With transparent machine learning tool, engineers accelerate polymer discovery


Machine learning can be a powerful tool for discovering and designing new polymers, according to new research from the UW–Madison College of Engineering.
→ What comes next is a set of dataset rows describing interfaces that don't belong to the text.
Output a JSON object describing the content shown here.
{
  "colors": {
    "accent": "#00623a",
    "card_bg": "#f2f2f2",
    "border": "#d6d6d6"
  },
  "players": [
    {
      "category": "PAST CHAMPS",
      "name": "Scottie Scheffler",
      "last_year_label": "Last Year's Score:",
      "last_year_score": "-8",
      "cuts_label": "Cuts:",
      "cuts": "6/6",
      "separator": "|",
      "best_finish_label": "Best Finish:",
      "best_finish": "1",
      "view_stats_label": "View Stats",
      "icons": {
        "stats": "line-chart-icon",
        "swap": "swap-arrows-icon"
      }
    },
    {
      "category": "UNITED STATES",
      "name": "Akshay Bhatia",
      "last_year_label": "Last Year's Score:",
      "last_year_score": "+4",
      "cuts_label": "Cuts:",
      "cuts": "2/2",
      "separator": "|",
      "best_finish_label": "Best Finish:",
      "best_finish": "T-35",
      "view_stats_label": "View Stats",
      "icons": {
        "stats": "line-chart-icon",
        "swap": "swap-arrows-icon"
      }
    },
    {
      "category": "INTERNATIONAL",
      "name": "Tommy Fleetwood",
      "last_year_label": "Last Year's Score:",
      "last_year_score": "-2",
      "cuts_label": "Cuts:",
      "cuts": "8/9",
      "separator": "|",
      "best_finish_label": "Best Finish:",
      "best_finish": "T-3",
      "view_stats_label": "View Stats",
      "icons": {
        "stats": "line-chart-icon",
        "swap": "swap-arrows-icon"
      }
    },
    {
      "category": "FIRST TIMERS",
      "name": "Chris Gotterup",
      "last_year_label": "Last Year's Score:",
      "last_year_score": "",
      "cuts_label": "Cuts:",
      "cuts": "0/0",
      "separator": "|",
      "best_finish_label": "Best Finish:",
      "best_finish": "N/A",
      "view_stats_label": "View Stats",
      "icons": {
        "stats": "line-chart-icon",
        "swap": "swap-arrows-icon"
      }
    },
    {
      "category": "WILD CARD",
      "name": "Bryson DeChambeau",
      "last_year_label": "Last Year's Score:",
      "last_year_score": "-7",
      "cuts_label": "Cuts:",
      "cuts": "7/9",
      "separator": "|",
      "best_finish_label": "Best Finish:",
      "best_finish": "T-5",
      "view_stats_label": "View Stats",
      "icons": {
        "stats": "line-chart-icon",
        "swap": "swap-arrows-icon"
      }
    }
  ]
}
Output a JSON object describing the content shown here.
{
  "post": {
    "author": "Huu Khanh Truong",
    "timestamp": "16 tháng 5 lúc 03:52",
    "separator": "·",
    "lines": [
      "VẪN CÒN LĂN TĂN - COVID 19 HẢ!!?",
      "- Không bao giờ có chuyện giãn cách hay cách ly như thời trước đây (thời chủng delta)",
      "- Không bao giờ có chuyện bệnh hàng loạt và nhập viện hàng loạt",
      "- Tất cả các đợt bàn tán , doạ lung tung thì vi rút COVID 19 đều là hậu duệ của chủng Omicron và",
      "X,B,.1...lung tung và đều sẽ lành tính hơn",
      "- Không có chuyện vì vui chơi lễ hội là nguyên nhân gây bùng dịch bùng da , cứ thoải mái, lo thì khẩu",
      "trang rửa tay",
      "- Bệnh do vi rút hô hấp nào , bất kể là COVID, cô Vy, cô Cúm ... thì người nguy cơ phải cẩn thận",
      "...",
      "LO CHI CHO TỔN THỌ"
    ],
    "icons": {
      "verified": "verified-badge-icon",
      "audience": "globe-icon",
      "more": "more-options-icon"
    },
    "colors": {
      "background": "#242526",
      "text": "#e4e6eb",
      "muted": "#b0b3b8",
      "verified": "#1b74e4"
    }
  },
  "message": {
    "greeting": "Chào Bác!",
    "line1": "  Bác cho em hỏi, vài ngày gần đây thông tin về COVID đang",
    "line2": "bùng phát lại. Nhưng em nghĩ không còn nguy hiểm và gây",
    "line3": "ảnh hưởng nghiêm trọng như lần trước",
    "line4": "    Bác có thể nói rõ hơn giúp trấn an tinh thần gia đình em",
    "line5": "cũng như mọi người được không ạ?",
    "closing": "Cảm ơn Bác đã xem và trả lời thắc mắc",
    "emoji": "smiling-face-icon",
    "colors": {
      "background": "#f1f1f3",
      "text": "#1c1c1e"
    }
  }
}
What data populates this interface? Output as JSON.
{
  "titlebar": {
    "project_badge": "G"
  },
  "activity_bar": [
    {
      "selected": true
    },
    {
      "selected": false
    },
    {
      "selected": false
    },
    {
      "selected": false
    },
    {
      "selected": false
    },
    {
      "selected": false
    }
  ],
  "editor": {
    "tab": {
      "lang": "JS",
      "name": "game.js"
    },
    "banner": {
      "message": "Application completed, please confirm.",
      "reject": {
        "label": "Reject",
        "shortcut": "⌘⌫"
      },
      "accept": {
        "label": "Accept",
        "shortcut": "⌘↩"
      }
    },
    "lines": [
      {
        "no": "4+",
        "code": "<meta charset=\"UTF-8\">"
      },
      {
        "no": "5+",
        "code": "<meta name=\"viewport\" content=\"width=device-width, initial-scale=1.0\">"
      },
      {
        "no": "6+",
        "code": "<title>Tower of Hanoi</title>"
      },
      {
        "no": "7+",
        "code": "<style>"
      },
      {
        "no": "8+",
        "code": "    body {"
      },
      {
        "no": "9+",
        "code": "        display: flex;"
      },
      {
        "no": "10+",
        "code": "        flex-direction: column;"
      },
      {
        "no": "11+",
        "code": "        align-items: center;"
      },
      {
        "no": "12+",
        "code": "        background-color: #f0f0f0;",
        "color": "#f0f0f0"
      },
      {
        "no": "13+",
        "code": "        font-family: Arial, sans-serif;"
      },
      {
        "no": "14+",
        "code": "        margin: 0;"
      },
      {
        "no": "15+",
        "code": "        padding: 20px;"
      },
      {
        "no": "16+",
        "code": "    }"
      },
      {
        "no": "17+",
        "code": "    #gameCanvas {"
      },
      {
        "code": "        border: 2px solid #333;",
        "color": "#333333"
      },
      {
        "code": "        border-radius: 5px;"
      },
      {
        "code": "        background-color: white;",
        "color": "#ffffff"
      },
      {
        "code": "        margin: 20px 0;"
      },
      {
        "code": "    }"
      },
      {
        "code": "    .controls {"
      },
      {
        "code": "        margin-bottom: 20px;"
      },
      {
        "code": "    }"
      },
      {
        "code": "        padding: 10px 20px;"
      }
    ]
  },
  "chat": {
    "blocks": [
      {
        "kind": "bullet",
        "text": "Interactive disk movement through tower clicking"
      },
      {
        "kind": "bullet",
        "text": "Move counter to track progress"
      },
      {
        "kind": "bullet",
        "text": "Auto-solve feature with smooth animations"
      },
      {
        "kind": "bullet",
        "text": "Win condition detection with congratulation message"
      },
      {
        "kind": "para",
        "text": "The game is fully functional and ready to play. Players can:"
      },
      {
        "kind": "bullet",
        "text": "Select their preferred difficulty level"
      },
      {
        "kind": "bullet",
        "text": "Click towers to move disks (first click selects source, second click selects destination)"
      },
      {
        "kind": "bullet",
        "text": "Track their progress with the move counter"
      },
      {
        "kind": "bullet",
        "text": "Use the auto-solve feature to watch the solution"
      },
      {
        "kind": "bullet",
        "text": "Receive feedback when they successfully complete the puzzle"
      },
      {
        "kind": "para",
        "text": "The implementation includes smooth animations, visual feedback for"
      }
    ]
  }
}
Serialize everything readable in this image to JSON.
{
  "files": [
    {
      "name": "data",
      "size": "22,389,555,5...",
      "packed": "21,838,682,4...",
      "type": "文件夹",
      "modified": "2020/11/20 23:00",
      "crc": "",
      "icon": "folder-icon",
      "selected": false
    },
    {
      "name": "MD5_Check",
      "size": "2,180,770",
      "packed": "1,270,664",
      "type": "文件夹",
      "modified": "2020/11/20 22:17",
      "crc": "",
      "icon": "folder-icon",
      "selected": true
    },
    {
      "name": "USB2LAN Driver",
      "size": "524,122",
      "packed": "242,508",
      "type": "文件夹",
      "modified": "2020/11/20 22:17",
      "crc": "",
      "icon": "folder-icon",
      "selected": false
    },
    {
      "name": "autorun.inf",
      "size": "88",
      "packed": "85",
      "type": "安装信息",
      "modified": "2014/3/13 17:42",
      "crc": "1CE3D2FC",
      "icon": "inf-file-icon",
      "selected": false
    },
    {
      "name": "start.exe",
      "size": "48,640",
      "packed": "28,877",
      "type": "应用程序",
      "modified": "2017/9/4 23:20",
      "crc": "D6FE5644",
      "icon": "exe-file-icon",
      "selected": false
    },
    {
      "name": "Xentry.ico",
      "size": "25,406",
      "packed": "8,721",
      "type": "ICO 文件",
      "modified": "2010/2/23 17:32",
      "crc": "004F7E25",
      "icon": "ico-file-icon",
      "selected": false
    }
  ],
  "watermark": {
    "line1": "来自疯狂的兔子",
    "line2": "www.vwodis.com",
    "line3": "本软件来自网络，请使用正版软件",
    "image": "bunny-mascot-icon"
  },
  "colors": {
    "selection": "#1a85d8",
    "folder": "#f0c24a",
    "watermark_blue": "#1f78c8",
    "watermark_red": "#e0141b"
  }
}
Photo illustration by Xin (Zoe) Zou/UW–Madison College of Engineering


Using the power of prediction, University of Wisconsin–Madison mechanical engineers have quickly discovered several promising high-performance polymers out of a field of 8 million candidates.

The aerospace, automobile and electronics industries use these polymers, known as polyimides, for a wide variety of applications because they have excellent mechanical and thermal properties — including strength, stiffness and heat resistance.

Right now, there’s a limited number of existing polyimides because the process of designing them is costly and time-consuming.

However, with their data-driven design framework, the UW­–Madison engineers leverage machine learning predictions and molecular dynamics simulations to dramatically speed up the discovery of new polyimides with even better properties.

The team detailed its approach in a paper published this month in the Chemical Engineering Journal.

“Our findings have broad implications for the field of materials science and will inspire further research in the development of advanced data-driven techniques for materials discovery,” says Ying Li, an associate professor of mechanical engineering at UW–Madison who led the research. “Our design strategy is much more efficient compared to the conventional trial-and-error process and can also be applied to the molecular design of other polymeric materials.”

Read More